After the near-disastrous sessions for the proposed "Get Back "album (later retitled "Let It Be"), Paul McCartney suggested to producer George Martin that the group get together and make an album "just like the old days. .. just like we used to", free of the conflict that began with the sessions for "The White Album'.
Martin agreed to this if the band would be "the way they used to be". In their interviews for the "Beatles Anthology" series, the surviving band members stated they knew at the time this would very likely be the final Beatles' product, and therefore they agreed to set aside their differences and "go out on a high note."
With the "Let It Be' album partly finished, the sessions for "Abbey Road' began in April, as the "Ballad of John and Yoko"/"Old Brown Shoe" single was completed. Most of the album was recorded between July 2nd and August 1st, 1969. ;After the LP was finished and released, the "Get Back/Let It Be" project was re-examined. More work was done on the album, including the recording of additional music.

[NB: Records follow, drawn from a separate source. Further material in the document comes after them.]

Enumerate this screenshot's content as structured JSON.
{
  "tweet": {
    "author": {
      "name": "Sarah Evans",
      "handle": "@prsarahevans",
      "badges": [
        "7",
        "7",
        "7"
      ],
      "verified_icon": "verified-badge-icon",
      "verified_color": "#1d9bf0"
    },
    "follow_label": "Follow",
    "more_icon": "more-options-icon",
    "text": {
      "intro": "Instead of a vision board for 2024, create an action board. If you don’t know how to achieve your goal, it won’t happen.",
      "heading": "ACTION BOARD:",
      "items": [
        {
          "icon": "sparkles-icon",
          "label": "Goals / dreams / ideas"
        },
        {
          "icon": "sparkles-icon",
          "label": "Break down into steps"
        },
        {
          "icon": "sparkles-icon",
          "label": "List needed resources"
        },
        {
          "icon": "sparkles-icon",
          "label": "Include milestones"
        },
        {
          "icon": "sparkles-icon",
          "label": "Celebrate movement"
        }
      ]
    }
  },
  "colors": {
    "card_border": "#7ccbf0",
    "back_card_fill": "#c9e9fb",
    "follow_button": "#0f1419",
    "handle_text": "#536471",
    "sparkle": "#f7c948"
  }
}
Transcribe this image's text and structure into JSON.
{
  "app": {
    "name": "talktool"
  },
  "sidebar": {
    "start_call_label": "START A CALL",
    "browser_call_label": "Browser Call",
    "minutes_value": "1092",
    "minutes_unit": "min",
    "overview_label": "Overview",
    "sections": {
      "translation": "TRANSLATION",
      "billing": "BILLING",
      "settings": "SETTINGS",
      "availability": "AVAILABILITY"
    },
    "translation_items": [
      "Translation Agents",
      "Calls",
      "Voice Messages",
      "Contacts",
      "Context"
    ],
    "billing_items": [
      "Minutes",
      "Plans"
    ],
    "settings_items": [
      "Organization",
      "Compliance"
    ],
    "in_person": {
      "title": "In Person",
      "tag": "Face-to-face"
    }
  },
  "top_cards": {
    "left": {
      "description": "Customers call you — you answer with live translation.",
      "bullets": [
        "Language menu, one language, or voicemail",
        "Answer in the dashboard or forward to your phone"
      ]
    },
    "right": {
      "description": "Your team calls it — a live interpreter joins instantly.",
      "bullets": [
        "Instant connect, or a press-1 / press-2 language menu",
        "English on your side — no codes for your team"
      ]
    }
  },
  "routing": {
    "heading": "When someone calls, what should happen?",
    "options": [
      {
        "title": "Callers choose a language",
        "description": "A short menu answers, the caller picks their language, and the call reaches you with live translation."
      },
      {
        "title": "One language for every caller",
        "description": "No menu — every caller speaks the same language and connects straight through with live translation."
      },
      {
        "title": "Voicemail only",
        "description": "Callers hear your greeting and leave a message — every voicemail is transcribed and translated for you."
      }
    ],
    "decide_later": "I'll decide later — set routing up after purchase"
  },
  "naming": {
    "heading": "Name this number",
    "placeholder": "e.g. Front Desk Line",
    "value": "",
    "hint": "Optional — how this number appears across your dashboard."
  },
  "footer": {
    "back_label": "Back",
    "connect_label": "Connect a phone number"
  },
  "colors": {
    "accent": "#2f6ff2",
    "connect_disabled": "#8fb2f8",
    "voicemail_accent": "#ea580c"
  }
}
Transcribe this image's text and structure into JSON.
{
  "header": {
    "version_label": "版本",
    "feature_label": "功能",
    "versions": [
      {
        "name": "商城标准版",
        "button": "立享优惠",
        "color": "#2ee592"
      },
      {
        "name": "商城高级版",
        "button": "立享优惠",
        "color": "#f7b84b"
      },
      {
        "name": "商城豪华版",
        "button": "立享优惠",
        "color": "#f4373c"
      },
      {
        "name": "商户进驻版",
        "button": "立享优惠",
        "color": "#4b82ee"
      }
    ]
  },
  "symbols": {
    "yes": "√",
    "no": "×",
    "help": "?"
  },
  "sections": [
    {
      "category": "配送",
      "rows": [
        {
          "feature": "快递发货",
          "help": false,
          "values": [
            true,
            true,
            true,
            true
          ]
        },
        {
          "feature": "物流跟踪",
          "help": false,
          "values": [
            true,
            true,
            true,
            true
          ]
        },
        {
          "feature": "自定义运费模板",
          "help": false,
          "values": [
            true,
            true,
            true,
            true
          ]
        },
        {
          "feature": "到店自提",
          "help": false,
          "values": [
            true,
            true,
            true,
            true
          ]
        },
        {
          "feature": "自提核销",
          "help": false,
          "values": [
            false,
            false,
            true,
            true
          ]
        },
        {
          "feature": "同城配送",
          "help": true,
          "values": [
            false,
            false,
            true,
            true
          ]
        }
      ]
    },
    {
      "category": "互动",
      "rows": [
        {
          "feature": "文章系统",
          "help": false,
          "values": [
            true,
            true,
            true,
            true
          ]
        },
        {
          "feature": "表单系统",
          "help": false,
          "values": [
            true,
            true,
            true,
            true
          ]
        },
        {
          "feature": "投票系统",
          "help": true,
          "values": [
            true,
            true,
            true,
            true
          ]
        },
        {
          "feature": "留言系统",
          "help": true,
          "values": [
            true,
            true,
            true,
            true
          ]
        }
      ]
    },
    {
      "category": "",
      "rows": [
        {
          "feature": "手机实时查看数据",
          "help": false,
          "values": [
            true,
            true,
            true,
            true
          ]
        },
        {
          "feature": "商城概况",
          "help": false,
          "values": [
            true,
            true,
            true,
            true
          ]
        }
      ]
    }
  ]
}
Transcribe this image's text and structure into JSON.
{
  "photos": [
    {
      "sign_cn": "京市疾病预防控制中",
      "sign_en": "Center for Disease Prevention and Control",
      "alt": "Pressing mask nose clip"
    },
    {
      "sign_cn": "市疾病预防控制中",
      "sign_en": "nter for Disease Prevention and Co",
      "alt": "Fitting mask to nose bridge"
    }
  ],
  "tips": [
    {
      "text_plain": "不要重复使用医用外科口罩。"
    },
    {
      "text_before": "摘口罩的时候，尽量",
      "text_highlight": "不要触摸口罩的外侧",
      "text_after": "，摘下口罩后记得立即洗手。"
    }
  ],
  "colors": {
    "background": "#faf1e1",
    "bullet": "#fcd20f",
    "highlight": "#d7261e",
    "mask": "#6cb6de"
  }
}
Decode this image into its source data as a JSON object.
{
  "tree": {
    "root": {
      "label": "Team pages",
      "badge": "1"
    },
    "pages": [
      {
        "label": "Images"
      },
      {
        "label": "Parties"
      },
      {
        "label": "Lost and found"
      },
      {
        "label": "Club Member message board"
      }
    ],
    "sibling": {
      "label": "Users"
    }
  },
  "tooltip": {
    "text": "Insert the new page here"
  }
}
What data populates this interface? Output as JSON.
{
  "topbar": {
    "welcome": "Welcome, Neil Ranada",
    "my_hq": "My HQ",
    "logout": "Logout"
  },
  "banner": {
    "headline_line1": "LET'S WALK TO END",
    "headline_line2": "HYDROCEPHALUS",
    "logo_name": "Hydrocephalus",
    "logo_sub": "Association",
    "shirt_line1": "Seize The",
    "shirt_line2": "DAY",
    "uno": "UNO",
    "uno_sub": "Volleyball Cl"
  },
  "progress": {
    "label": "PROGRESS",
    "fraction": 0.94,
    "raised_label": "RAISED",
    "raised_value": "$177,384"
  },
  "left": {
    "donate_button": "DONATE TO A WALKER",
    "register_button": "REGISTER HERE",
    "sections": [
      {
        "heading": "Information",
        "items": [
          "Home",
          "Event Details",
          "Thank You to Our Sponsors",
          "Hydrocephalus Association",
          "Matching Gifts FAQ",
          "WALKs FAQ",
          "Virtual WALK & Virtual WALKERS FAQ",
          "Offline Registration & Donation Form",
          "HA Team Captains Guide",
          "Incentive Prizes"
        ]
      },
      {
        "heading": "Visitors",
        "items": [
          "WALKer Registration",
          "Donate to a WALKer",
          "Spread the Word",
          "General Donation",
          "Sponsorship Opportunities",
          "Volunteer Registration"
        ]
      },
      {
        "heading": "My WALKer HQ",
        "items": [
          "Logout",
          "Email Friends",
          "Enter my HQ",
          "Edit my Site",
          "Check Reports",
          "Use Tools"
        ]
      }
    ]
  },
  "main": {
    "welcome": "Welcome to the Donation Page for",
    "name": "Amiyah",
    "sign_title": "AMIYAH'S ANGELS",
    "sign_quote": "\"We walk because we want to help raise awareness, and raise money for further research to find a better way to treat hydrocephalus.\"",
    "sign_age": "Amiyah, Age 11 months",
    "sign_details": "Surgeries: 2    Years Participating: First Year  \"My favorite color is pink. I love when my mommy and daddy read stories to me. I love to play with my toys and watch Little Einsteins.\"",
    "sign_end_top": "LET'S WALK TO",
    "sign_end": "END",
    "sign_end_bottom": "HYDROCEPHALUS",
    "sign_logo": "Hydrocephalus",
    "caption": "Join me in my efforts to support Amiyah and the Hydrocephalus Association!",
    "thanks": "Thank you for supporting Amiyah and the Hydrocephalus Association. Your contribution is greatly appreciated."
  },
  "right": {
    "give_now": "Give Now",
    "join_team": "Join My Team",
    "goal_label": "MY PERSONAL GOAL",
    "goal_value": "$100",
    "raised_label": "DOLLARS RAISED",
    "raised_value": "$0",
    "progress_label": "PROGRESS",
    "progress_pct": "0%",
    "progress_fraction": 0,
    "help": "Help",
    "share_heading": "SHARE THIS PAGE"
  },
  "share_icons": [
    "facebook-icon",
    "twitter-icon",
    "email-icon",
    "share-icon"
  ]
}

Although people often label "Abbey Road" as the "last album recorded by the Beatles," this is a misnomer. Songs for "Let It Be" were added after "Abbey Road" was released. However, since "Let It Be' was started before "Abbey Road", it would be wrong to label that album as the Beatles' last, either. Properly, "Abbey Road" was the last LP started by the Beatles while they were still together.